Sometime between Al Nusrah’s “disassociation” from al Qaeda in mid-2016 and its relaunch as HTS in early 2017, two senior al Qaeda leaders — Saif al Adel and Abdullah (a.k.a. Abu Muhammad al Masri) — were consulted on the issue. Although the pair had been released from Iranian custody alongside Abu al Qassam, they decided to stay inside Iran. From their perch inside the country, they rejected Julani’s moves.
One of Julani’s advocates, an HTS official known as Abu Abdullah al-Shami, argued that Adel and Abdullah didn’t have the authority to overrule Julani and his comrades because the two were “in an enemy state (Iran),” where “they are being held there against their will.” In other words, the two al Qaeda leaders were supposedly detained inside Iran and, therefore, not able to freely consider the matter.

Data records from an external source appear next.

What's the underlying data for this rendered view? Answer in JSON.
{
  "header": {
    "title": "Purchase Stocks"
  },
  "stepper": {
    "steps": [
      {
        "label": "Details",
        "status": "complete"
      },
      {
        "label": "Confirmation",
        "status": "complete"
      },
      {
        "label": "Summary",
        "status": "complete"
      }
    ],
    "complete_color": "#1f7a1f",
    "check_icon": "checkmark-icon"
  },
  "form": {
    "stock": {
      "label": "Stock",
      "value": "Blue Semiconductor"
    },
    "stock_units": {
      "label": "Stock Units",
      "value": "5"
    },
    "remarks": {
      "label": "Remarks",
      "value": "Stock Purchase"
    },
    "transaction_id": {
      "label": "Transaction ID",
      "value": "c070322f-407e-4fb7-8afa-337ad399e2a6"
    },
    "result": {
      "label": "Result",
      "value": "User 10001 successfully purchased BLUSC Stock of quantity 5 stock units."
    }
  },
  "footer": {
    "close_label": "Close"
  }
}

But Abu al-Qassam quickly rejected Abu Abdullah al-Shami’s argument in a post online, explaining that Saif al Adel and Abdullah “left prison and they are not imprisoned.” The two al Qaeda managers “are forbidden from traveling until Allah makes for them an exit,” he wrote, but “they move around and live their natural lives except for being allowed to travel.”
U.S. infrequently hunts al Qaeda officials and operatives in Syria
America’s drones do not target senior al Qaeda personnel in Iran, but they have been deployed across Syria on multiple occasions.
In December 2019, another HAD official, Bilal Khuraysat, was killed in an airstrike. Khuraysat (a.k.a. Abu Khadija al-Urduni) was also a native of Jordan. He was a significant ideological figure, as he penned tracts defending al Qaeda and criticizing the Islamic State, among other topics.
Another Jordanian al Qaeda leader, Iyad Nazmi Salih Khalil (a.k.a. Abu Julaybib al-Urduni), was killed in a drone strike in late 2018. Like Abu al Qassam, Abu Julaybib was close to Zarqawi.
The U.S. has also carried out airstrikes against al Qaeda targets deemed a threat to the West, including in June and August of 2019.
In Feb. 2017, the U.S. killed one of Ayman al Zawahiri’s top deputies, Abu al Khayr al Masri, in a drone strike. Abu al Khayr was killed with a R9X missile, according to the Wall Street Journal.
If the reports of the demise of Abu al Qassam and Bilal al Sanaani are accurate, then it appears that they died in an airstrike with a R9X, or a similar missile, as well.